Settings: one of the critical things that constitutes yet another "damned if you do, damned if you don't" scenarios for Supers RPGs is the question of settings.
If your setting is something like the Legion (supers, but in the far future or not on earth), or the "first supers of the world", or something along those lines, then you have a built-in cop-out. But otherwise, as a supers DM you'd have three options:
1. Use an existing "comic" universe: DC, Marvel, etc.
2. Create your own generic "comic" universe, that is basically anything between inspired-by all the way to "blatant rip-off of" the DC/Marvel type universe.
3. Create your own comic universe but one that is radically different from the existing ones.
If you choose number 1; you have the problem that your heroes will always feel like second stringers compared to the big hitters (Superman, Batman, Thor, Wolverine); there's simply no way that they'll be as cool, as interesting, as central to the universe itself, because those niches are all filled. Of course, you can have your players actually get to play the setting-supers themselves, but then you get a whole other bag of worms: everything from two different players fighting over who gets to be Green Lantern, to players claiming that the stats for the heroes as you/the game presented them is wrong because there's no way that Killowog could be a better Green Lantern than Guy Gardner because episode #883 of "Green Lantern Comics" said so, to the guy playing Batman deciding that it would be "really cool" if Batman went nuts and started killing people or the guy playing Superman decides that he's going to take over the world or dump Lois Lane and start going after Black Canary because the player always thought Black Canary was totally hotter.. etc etc ad nauseum. Its a recipe for disaster.

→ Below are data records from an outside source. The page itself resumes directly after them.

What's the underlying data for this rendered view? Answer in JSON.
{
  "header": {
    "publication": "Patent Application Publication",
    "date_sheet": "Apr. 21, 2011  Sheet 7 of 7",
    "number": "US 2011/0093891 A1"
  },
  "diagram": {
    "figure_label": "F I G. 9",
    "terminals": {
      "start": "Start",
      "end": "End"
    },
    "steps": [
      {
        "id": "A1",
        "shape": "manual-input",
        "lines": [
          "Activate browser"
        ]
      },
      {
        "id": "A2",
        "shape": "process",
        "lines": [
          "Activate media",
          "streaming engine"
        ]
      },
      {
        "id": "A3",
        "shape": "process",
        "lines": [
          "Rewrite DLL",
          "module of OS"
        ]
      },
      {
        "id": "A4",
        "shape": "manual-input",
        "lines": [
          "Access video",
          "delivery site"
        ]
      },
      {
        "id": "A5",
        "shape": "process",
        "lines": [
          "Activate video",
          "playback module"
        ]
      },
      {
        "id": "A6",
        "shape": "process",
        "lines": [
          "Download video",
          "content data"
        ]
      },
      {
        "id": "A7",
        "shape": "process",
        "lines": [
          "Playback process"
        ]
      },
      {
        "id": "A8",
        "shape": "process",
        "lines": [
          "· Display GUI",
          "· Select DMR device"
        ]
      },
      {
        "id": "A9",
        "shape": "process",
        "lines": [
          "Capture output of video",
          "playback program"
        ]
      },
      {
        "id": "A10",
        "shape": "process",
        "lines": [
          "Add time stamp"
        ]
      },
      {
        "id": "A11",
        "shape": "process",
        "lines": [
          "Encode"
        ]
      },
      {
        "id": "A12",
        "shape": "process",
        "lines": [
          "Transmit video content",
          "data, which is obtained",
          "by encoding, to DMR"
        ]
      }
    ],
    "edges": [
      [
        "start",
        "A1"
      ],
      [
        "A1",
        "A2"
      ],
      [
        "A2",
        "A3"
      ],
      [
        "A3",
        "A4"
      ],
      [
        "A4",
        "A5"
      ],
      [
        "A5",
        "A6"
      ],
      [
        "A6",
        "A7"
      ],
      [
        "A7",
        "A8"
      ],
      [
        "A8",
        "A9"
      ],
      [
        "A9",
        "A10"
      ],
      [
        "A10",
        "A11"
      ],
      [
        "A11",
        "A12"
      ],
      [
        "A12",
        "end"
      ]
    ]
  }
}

If you choose number 2: your game world can't possibly be as cool as the DC or the Marvel Universe. Those universes have the appeal that they are the familiar worlds of the heroes we know from our infancy. A good example of this is in some of the "worlds" created for the Supers RPGs themselves; M&M's "Freedom City" for example. I've been passed a copy of the new Freedom City sourcebook, and it is intense. Its great. Its got all the classic memes of hero settings, and they did a bang up job of writing it up.
And you know what? I spent the whole fucking time reading the thing saying: "yea, that's obviously Wonder Woman, that's Green Arrow, that's the Skrull, those are the Kree, that's the X-men; they're all here, only less cool". They're cheap knock-offs. So Freedom City, for all its brilliant design, comes out to be a world of cheap knock-offs of all the heroes and themes we already know.
As for number 3: well, how far can you go from the standard themes and still really be playing a Superhero game? What's more, which of these variations can you think of that will be both cool, playable and not be done before? I mean, ripping off Watchmen, or ripping off Rising Stars, or ripping off Mohammed Ali's Anti-Tooth-Decay Champions is no better than ripping off DC or Marvel.
I don't really have a good solution to all this. My own Legion game has the advantage of being the Legion: its set IN the DC universe, tied absolutely to the DC universe, but the setting is a 1000 years divorced from most of the DC universe, so that players and the DM both have a lot more freedom without having to try to jam square pegs in round holes. I decided that the players would basically play their own interpretations of Legion characters (ie. player x is "lightning lad", with lightning lad's same powers, origins, and basic traits but the player will get to decide what LL acts like or does from then on, bound only by the conventions of the Legion Constitution and heroic memes), which is far easier to do than letting your players try to handle their own interpretations of, say, Avengers or the Justice League.
There is one thing that I could advise people if they set out to create their own "supers" universe: one of the things that is often overlooked in trying to emulate the genre is the question of consistency. Most DMs will by default try to create the most consistent world setting possible, but in Supers games this is actually counter-productive. In the universe of DC or Marvel, the world is a big sloshing mess where lots of inconsistencies, multiple origin stories, overlapping metaphysics, altered history, etc. all exist. Trying to make your setting perfectly consistent is actually going to make it feel LESS like the comics.
(Originally posted July 25, 2006)